Love and empathy are considered by many to be the highest of human virtues.  This is not to say that these capacities are entirely absent in other animals by any means.  Certainly, the mollusks, arachnids, or reptiles seem far less orientated toward group or family development.  But it is one of the most defining traits of mammals that most of us have learned to work in conjunction with other members of our own species to perform tasks for the benefit of the others, which in turn gives us an emotional reward of joy and furthermore ensures that in the future they will be eager to reciprocate such kindness back onto us.  We readily perform this same exchange even between foreign species of certain pets and domesticated animals.  The birthplace of civilization lies in the capacity for empathy.

Sunday, April 22, 2012

Focus is Strength
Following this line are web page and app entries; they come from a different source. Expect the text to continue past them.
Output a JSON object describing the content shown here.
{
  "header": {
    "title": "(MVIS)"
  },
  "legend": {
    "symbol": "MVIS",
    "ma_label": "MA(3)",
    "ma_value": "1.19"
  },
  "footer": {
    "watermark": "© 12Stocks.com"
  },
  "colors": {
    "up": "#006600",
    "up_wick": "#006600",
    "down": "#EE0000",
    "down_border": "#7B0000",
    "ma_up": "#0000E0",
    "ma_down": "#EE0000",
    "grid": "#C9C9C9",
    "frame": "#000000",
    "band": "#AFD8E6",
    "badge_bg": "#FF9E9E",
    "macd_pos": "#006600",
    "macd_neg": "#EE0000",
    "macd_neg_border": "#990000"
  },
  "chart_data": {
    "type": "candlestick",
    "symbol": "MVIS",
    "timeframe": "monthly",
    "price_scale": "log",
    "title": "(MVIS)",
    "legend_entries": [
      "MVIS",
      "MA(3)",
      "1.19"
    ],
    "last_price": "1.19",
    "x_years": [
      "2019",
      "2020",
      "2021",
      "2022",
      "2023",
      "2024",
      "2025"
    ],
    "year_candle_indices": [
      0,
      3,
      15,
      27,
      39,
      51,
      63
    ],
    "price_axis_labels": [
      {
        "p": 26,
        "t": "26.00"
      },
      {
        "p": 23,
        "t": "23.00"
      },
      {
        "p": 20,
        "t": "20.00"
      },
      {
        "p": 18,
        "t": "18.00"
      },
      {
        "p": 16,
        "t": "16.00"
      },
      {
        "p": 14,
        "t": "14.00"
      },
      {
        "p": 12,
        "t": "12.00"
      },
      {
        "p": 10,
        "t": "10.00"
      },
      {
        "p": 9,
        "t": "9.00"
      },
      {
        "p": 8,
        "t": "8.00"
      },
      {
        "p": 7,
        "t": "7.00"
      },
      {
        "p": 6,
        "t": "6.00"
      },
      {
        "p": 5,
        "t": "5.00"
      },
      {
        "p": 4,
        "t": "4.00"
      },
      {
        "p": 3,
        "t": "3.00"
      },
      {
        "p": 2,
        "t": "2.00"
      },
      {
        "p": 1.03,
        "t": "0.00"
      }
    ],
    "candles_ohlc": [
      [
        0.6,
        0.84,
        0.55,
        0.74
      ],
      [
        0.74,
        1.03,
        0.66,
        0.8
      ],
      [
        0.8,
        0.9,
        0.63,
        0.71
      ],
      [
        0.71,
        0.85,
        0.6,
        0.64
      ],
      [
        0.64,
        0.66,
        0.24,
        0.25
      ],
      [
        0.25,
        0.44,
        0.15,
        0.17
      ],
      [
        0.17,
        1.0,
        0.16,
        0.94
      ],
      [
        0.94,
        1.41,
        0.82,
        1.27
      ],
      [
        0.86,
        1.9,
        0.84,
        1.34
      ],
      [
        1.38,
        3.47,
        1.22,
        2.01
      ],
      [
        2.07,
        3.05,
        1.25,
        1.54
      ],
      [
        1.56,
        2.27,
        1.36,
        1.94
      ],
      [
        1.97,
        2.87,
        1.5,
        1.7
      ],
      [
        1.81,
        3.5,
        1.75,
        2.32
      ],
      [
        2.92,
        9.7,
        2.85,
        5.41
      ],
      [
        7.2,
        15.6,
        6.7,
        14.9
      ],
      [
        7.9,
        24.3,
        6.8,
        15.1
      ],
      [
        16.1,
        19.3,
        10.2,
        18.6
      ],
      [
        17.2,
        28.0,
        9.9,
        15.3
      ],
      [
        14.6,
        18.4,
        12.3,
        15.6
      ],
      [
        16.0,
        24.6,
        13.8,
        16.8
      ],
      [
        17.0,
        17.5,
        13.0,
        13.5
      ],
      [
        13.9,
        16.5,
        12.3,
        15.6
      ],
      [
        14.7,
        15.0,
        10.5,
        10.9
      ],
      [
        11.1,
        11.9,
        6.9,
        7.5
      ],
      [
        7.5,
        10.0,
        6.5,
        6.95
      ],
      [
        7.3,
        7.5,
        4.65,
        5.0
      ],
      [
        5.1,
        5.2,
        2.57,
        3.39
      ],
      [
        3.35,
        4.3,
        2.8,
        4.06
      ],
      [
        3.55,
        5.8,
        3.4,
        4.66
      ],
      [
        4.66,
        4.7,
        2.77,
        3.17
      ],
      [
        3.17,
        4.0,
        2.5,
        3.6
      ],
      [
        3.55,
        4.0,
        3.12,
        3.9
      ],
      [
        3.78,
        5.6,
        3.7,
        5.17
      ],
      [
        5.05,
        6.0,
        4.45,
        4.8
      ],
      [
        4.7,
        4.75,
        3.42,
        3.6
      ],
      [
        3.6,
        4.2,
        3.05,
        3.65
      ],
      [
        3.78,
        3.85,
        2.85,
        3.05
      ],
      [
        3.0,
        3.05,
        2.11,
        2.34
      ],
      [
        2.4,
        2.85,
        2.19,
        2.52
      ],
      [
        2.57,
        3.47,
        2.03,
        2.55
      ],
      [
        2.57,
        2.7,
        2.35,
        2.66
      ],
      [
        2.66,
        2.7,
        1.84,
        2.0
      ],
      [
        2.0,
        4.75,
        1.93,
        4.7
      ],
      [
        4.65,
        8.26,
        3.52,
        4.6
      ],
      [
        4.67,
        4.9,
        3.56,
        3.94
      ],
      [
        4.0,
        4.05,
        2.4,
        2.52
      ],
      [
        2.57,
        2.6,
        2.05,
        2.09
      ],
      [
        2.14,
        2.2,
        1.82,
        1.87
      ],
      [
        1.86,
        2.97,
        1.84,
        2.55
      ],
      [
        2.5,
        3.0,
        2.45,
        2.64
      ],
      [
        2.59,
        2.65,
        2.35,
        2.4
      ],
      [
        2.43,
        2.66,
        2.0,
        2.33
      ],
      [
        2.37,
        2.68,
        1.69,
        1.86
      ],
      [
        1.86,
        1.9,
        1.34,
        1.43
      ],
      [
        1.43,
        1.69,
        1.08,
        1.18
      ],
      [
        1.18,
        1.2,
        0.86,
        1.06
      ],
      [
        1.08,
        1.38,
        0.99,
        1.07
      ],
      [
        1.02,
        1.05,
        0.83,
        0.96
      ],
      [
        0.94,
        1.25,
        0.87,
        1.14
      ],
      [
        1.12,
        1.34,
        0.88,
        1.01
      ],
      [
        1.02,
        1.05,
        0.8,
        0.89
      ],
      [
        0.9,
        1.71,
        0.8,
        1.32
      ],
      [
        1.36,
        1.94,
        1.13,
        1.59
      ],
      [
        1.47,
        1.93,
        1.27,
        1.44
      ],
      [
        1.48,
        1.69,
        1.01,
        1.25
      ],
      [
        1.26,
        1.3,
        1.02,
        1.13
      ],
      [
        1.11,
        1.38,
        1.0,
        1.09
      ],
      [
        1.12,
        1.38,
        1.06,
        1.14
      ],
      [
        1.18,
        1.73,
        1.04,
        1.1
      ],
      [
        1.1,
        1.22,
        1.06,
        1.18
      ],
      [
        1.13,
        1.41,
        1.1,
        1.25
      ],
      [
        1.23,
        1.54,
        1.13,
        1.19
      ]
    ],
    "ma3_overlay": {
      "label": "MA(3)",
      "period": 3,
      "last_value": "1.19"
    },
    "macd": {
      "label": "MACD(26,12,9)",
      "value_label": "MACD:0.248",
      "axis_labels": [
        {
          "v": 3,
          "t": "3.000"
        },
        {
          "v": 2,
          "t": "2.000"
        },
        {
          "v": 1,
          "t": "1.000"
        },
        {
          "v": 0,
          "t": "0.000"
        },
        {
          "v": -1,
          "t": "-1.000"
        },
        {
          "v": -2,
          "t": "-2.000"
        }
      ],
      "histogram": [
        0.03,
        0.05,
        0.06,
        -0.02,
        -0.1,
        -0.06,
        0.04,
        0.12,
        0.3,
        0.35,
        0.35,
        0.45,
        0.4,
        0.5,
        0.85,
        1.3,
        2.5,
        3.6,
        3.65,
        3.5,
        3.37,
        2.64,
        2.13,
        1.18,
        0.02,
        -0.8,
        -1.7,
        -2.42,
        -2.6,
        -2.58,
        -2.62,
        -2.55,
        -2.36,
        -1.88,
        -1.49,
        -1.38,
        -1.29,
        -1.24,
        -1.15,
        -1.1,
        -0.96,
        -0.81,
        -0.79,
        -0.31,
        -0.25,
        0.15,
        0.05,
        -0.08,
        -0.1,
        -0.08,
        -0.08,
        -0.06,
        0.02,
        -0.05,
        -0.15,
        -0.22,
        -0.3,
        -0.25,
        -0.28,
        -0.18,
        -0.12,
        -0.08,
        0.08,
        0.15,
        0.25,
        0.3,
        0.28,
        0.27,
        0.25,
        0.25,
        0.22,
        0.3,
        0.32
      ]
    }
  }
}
It has often been touted that women are naturally better multi-taskers than men. The reason being that our respective evolutionary psychologies have developed to help us function under different types of circumstances. The women of our tribes stayed closer to home and took care of everything that needed attending simultaneously as the need arose. They'd be off gathering berries and roots all the while preparing to cook, attending to the basic needs of the children, or handling whatever emergency occurred. The tribal woman developed to be a "Jack of All Trades" out of the necessity created by the huge amount of demands constantly pressed upon her. That's why even today we still say that moms have the hardest job in the world.

The man's story is different, however. Males of our species developed stronger specializations than females. While women necessarily became pretty good at a lot of things, men took advantage of the opportunity to become incredibly good at a few select things. These tasks, under primitive tribal conditions, typically involved some combined aspects of critical thinking, logical sequencing, physical strength and speed, hand-eye coordination, precision semantics and language, and complex group coordination. The right combination of these talents and focus enabled male hunter groups to fashion sharper and denser weaponry, utilizing these weapons in ways that increased their hunting range, and providing specific instruction to each other in teams to take on tasks or game that no single hunter could accomplish on his own.

Thursday, April 12, 2012

The Real Factors for Success


I've accumulated a lot of experience over the last several years teaching people new things they had never previously attempted to know or do before.  The process usually begins with the learners or students approaching the new subject or skill like a tourist in a foreign country, or a toddler experiencing something new for the first time.  They view the new information or required motor skills (usually a combination of the two, such as in learning to play a musical instrument or speak a second language) as something totally different and outside of what they consider to be themselves and their established identities.  They struggle with the new concepts, semantics, and physical motions for a long time, attempting endlessly to fit these ethereal square pegs into the round holes of their acknowledged personal abilities and limitations.

There comes a certain point, usually early in the education or training, where I ask the learners to make a choice, a choice which until made no significant further progress can occur.  I tell them to decide if this is really something they are passionate about learning.  I ask them to introspect far enough into their own desires and wants to see if the potential end result is worth the long-term investment of time and effort.  I ask them if they will be willing to keep trying and pushing themselves further along in their knowledge and application of the subject even when it gets most difficult or frustrating, even when it seems like they've run into countless walls that halt their progress along the way.   Nothing great is ever accomplished without serious effort and attention, but without serious effort and attention nothing would ever be considered great.